09 April 2014, Bogota — Several developing nations have mooted the idea of funding public research with a tax on or royalties from natural resources, such as oil, but only a few appear to have made good on their promise.
Similarly, in Uganda, where the president announced in 2010 that he wanted to use newly found oil to fund science, the oil revenues are still to start trickling in.
And across the Atlantic, Brazil’s scientists launched a campaign in 2011 for revenues from some of the nation’s newly discovered oil to be used to fund research – they did not succeed.
Yet over the past seven years, revenues from Brazil’s older oil fields have provided nearly half the money in the National Fund for Scientific and Technological Development.

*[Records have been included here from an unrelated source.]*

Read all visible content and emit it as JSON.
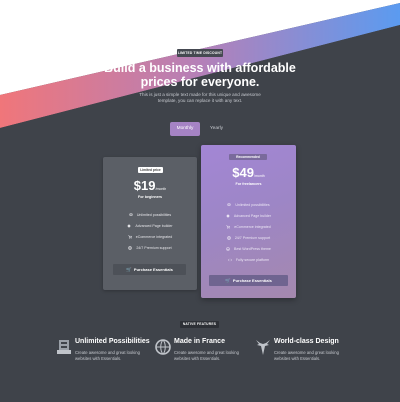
{
  "hero": {
    "badge": "LIMITED TIME DISCOUNT",
    "headline_line1": "Build a business with affordable",
    "headline_line2": "prices for everyone.",
    "subtext_line1": "This is just a simple text made for this unique and awesome",
    "subtext_line2": "template, you can replace it with any text."
  },
  "billing_toggle": {
    "monthly": "Monthly",
    "yearly": "Yearly",
    "selected": "Monthly"
  },
  "plans": [
    {
      "label": "Limited price",
      "price": "$19",
      "period": "/month",
      "audience": "For beginners",
      "features": [
        {
          "icon": "stack-icon",
          "text": "Unlimited possibilities"
        },
        {
          "icon": "diamond-icon",
          "text": "Advanced Page builder"
        },
        {
          "icon": "cart-icon",
          "text": "eCommerce integrated"
        },
        {
          "icon": "globe-icon",
          "text": "24/7 Premium support"
        }
      ],
      "cta": "Purchase Essentials"
    },
    {
      "label": "Recommended",
      "price": "$49",
      "period": "/month",
      "audience": "For freelancers",
      "features": [
        {
          "icon": "stack-icon",
          "text": "Unlimited possibilities"
        },
        {
          "icon": "diamond-icon",
          "text": "Advanced Page builder"
        },
        {
          "icon": "cart-icon",
          "text": "eCommerce integrated"
        },
        {
          "icon": "globe-icon",
          "text": "24/7 Premium support"
        },
        {
          "icon": "wordpress-icon",
          "text": "Best WordPress theme"
        },
        {
          "icon": "code-icon",
          "text": "Fully secure platform"
        }
      ],
      "cta": "Purchase Essentials"
    }
  ],
  "native": {
    "badge": "NATIVE FEATURES",
    "items": [
      {
        "icon": "layers-icon",
        "title": "Unlimited Possibilities",
        "desc": "Create awesome and great looking websites with Essentials."
      },
      {
        "icon": "globe-icon",
        "title": "Made in France",
        "desc": "Create awesome and great looking websites with Essentials."
      },
      {
        "icon": "deer-icon",
        "title": "World-class Design",
        "desc": "Create awesome and great looking websites with Essentials."
      }
    ]
  },
  "colors": {
    "background": "#3f434a",
    "gradient_start": "#f0767a",
    "gradient_end": "#5b9bf0",
    "accent": "#a583c4"
  }
}
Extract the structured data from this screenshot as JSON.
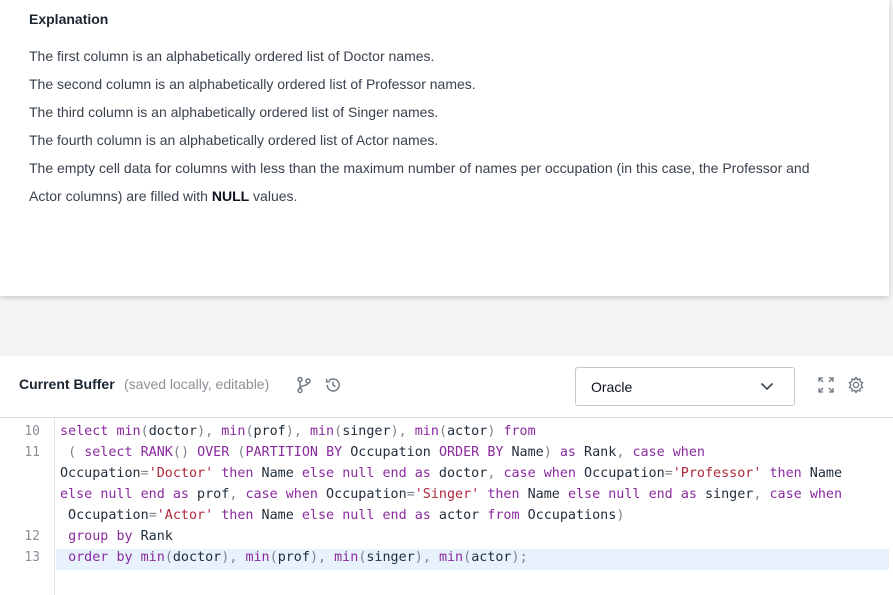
{
  "explanation": {
    "heading": "Explanation",
    "lines": [
      "The first column is an alphabetically ordered list of Doctor names.",
      "The second column is an alphabetically ordered list of Professor names.",
      "The third column is an alphabetically ordered list of Singer names.",
      "The fourth column is an alphabetically ordered list of Actor names.",
      "The empty cell data for columns with less than the maximum number of names per occupation (in this case, the Professor and",
      "Actor columns) are filled with"
    ],
    "null_word": "NULL",
    "null_tail": " values."
  },
  "editor": {
    "title": "Current Buffer",
    "subtitle": "(saved locally, editable)",
    "language": "Oracle",
    "icons": [
      "branch-icon",
      "history-icon",
      "expand-icon",
      "settings-icon"
    ],
    "line_numbers": [
      "10",
      "11",
      "12",
      "13"
    ],
    "code_lines": [
      "select min(doctor), min(prof), min(singer), min(actor) from",
      " ( select RANK() OVER (PARTITION BY Occupation ORDER BY Name) as Rank, case when",
      "Occupation='Doctor' then Name else null end as doctor, case when Occupation='Professor' then Name",
      "else null end as prof, case when Occupation='Singer' then Name else null end as singer, case when",
      " Occupation='Actor' then Name else null end as actor from Occupations)",
      " group by Rank",
      " order by min(doctor), min(prof), min(singer), min(actor);"
    ]
  },
  "colors": {
    "keyword": "#8a2a9e",
    "string": "#b0283c",
    "active_line": "#e8f2fc"
  }
}
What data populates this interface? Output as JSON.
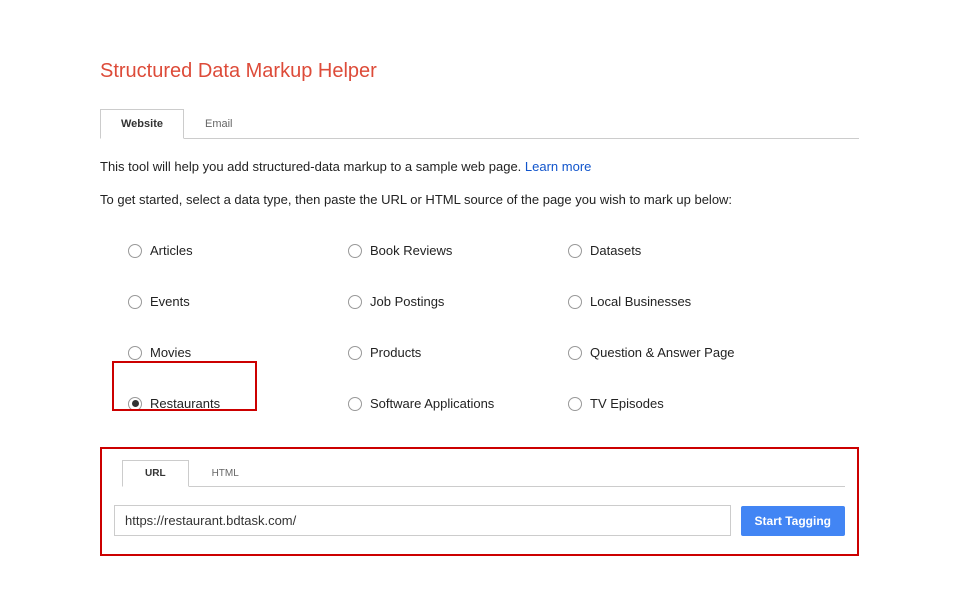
{
  "title": "Structured Data Markup Helper",
  "tabs": {
    "website": "Website",
    "email": "Email"
  },
  "intro": "This tool will help you add structured-data markup to a sample web page. ",
  "learn_more": "Learn more",
  "instruction": "To get started, select a data type, then paste the URL or HTML source of the page you wish to mark up below:",
  "options": {
    "articles": "Articles",
    "book_reviews": "Book Reviews",
    "datasets": "Datasets",
    "events": "Events",
    "job_postings": "Job Postings",
    "local_businesses": "Local Businesses",
    "movies": "Movies",
    "products": "Products",
    "qa_page": "Question & Answer Page",
    "restaurants": "Restaurants",
    "software_apps": "Software Applications",
    "tv_episodes": "TV Episodes"
  },
  "input_tabs": {
    "url": "URL",
    "html": "HTML"
  },
  "url_value": "https://restaurant.bdtask.com/",
  "start_button": "Start Tagging"
}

But following a change in law, from this year, these oil revenues will go to education and health instead, cutting funding from research projects.
Now, says Helena Nader, president of the Brazilian Association for the Advancement of Science, “the fund is going to receive zero from oil”.
Nader tells SciDev.Net that the government is taking the “wrong pathway” by trying to solve current social problems, but forgetting to plan for 30 years from now. She says this is “dangerous”.
She is leading a campaign involving more than 100 science societies that aims to convince national politicians to retain ten per cent of the oil revenues for science and technology research.
“I am fighting to reform the law,” says Nader.
The Colombian example
In neighbouring Colombia, which approved a law in 2011 stating that ten per cent of mining and oil royalties would be invested in science, technology and innovation (ST&I) research, the funding has gone ahead, but there have been problems.
In total, 580 project proposals have been initially accepted by the Colombian Department for ST&I, which administers the fund, but only just over 200 have been approved by a new body, composed of academics and representatives from regional and central government, called Governing Bodies and Decision Manangement (OCAD). It makes decisions partly based on regional development needs.